ACTIVITY: Whenever a line in the data contains "signal", show that line.

*** Opening of RECORDS SHOWN ***

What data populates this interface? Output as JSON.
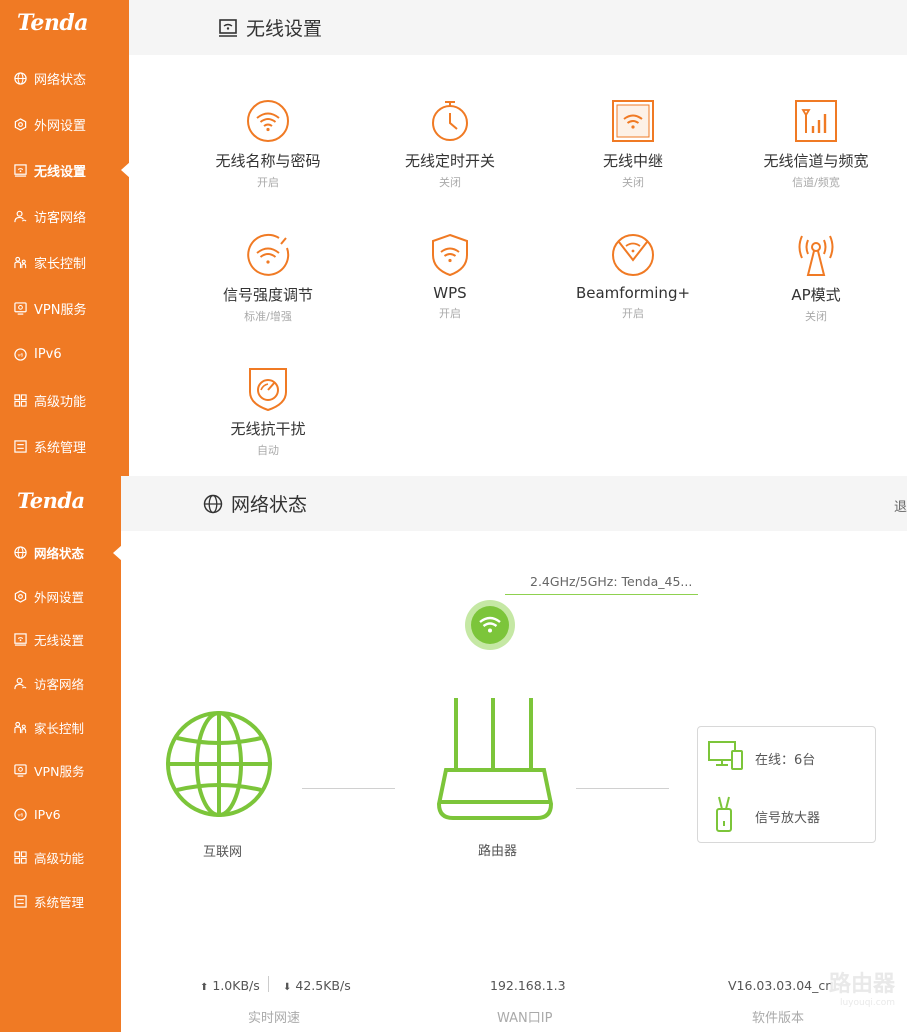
{
  "wireless": {
    "brand": "Tenda",
    "title": "无线设置",
    "nav": [
      {
        "label": "网络状态",
        "icon": "globe-icon"
      },
      {
        "label": "外网设置",
        "icon": "wan-icon"
      },
      {
        "label": "无线设置",
        "icon": "wifi-box-icon",
        "active": true
      },
      {
        "label": "访客网络",
        "icon": "guest-icon"
      },
      {
        "label": "家长控制",
        "icon": "parent-icon"
      },
      {
        "label": "VPN服务",
        "icon": "vpn-icon"
      },
      {
        "label": "IPv6",
        "icon": "ipv6-icon"
      },
      {
        "label": "高级功能",
        "icon": "grid-icon"
      },
      {
        "label": "系统管理",
        "icon": "settings-icon"
      }
    ],
    "cards": [
      {
        "name": "无线名称与密码",
        "status": "开启",
        "icon": "wifi-circle-icon"
      },
      {
        "name": "无线定时开关",
        "status": "关闭",
        "icon": "timer-icon"
      },
      {
        "name": "无线中继",
        "status": "关闭",
        "icon": "repeater-icon"
      },
      {
        "name": "无线信道与频宽",
        "status": "信道/频宽",
        "icon": "signal-bars-icon"
      },
      {
        "name": "信号强度调节",
        "status": "标准/增强",
        "icon": "signal-strength-icon"
      },
      {
        "name": "WPS",
        "status": "开启",
        "icon": "wps-shield-icon"
      },
      {
        "name": "Beamforming+",
        "status": "开启",
        "icon": "beamforming-icon"
      },
      {
        "name": "AP模式",
        "status": "关闭",
        "icon": "ap-tower-icon"
      },
      {
        "name": "无线抗干扰",
        "status": "自动",
        "icon": "anti-interference-icon"
      }
    ]
  },
  "status": {
    "brand": "Tenda",
    "title": "网络状态",
    "header_right": "退",
    "nav": [
      {
        "label": "网络状态",
        "icon": "globe-icon",
        "active": true
      },
      {
        "label": "外网设置",
        "icon": "wan-icon"
      },
      {
        "label": "无线设置",
        "icon": "wifi-box-icon"
      },
      {
        "label": "访客网络",
        "icon": "guest-icon"
      },
      {
        "label": "家长控制",
        "icon": "parent-icon"
      },
      {
        "label": "VPN服务",
        "icon": "vpn-icon"
      },
      {
        "label": "IPv6",
        "icon": "ipv6-icon"
      },
      {
        "label": "高级功能",
        "icon": "grid-icon"
      },
      {
        "label": "系统管理",
        "icon": "settings-icon"
      }
    ],
    "ssid": "2.4GHz/5GHz: Tenda_45...",
    "internet_label": "互联网",
    "router_label": "路由器",
    "online_label": "在线：6台",
    "extender_label": "信号放大器",
    "upload": "1.0KB/s",
    "download": "42.5KB/s",
    "speed_caption": "实时网速",
    "wan_ip": "192.168.1.3",
    "wan_caption": "WAN口IP",
    "version": "V16.03.03.04_cn",
    "version_caption": "软件版本",
    "watermark": "路由器",
    "watermark_sub": "luyouqi.com",
    "colors": {
      "orange": "#f07a24",
      "green": "#7cc53a"
    }
  }
}
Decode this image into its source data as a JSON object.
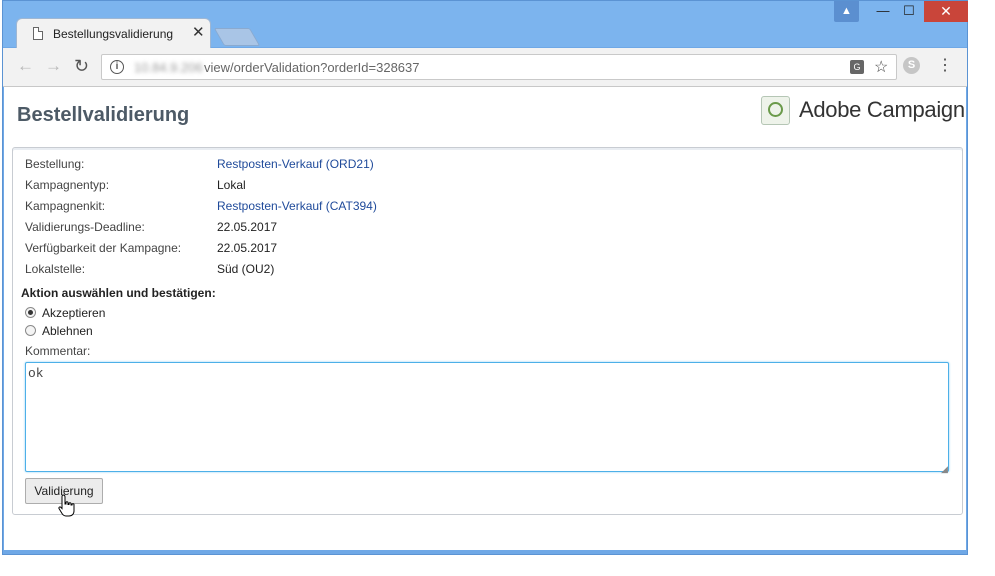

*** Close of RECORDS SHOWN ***

THE COMPLETED TASK:
        "icon": "signal-bars-icon"
        "icon": "signal-strength-icon"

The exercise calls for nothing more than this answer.